Mucosally supported - Overview and important considerations
- Despite considerable advances in preventive efforts and restorative treatment, a high percentage of elderly people will still become edentulous and increase the demand for care; increasing age adds to the trend
- Treatment of edentulism requires managing the esthetic, functional and biomechanical challenges as well as addressing patients’ psychological/behavioral situation and age-related concerns
- Treatment with full dentures frequently contribute to a predictable and satisfactory quality of life for most edentulous patients, however is not a panacea for the edentulous predicament since some patients might be or become, prosthetically maladaptive
Facial appearance and social interaction
The human face represents a small proportion of the body’s surface; but it embodies our social identities and is a major vehicle for interpersonal communication. Facial appearance reflects inherited characteristics on which may be superimposed effects of disease and trauma; or more commonly, untreated or poorly treated edentulism. The latter poses the hazard of destruction of part of the facial skeleton, distorts overlying soft tissue shape and leads to varying degrees of functional inadequacy. It may also be perceived as equivalent to losing a body part. Its management demands both clinicians’ technical expertise and empathy with patients’ fears and aspirations; and more importantly their individuality.
Management of edentulism
In a public-health context, edentulism results from combinations of dental diseases plus cultural, financial and attitudinal determinants. Its complete denture management is virtually universally available and relatively inexpensive. The clinical skills employed frequently contribute to a predictable and satisfactory quality of life for most edentulous patients, as well as the satisfaction of managing patients’ behavioral and age-related concerns and infirmities. Complete dentures are however not a panacea for the edentulous predicament since an undetermined number of treated patients already are, or will eventually become, prosthetically maladaptive.
Published reports suggest that complete edentulism has now declined and is likely to continue to do so. However the need for prosthodontic care will remain high due to the increase in life span.

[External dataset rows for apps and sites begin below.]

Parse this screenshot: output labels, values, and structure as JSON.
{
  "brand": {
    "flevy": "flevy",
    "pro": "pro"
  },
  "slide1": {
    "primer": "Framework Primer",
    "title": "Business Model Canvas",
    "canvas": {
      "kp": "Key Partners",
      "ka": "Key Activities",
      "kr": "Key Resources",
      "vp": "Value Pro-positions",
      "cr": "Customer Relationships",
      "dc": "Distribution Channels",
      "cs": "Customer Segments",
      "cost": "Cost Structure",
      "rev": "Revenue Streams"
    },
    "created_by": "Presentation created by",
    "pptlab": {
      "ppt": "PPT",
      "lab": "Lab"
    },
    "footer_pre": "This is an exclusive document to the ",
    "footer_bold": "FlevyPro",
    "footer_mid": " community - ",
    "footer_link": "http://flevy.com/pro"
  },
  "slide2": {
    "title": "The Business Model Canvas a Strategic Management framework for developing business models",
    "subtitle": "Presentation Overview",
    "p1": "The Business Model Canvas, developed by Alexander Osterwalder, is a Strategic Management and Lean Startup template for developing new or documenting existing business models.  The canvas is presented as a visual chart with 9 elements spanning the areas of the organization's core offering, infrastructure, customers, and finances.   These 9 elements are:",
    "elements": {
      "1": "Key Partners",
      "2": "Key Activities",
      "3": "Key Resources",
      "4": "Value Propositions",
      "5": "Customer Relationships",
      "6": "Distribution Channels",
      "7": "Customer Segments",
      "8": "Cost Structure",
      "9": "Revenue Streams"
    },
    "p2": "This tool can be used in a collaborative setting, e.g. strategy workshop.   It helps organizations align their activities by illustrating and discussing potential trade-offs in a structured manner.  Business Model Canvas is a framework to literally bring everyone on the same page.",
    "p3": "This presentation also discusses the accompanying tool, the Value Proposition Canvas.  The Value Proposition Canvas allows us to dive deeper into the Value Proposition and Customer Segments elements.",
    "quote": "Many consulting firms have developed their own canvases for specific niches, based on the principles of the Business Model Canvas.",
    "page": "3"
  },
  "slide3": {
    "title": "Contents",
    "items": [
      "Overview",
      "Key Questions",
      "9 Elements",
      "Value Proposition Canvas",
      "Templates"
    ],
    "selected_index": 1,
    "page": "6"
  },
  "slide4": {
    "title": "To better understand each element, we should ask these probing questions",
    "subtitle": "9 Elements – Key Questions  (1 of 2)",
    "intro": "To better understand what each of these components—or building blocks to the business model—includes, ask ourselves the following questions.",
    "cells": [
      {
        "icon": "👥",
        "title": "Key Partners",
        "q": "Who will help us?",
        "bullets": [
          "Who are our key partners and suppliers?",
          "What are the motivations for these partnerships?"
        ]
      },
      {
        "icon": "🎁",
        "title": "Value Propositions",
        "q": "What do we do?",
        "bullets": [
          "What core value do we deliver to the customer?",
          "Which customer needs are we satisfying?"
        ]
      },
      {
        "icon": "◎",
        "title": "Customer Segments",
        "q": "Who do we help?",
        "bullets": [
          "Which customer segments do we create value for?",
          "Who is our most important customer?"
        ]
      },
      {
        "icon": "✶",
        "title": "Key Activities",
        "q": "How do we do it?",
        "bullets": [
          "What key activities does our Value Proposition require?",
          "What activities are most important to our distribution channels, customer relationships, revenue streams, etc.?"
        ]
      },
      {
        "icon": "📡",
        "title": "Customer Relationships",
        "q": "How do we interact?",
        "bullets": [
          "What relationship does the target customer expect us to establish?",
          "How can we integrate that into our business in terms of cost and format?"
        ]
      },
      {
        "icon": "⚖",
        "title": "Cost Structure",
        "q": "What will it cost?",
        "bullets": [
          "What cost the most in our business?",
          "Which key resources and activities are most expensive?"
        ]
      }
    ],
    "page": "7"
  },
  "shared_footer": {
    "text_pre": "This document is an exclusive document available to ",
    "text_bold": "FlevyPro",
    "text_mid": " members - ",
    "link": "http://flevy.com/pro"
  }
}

Compelling concerns persist regarding optimal clinical management and health policies:
- Psychological and biomechanical consequences of edentulism cannot be understated, while the unmet need for complete denture treatment is likely to remain high, even in industrialized countries. It may also increase in some.
- A high percentage of older people will still become edentulous and increase the demand for care.
- Long-standing edentulism will require diverse, if unascertained, management options, with a forecasted significant numerical increase in edentulous patients requiring complex and challenging management.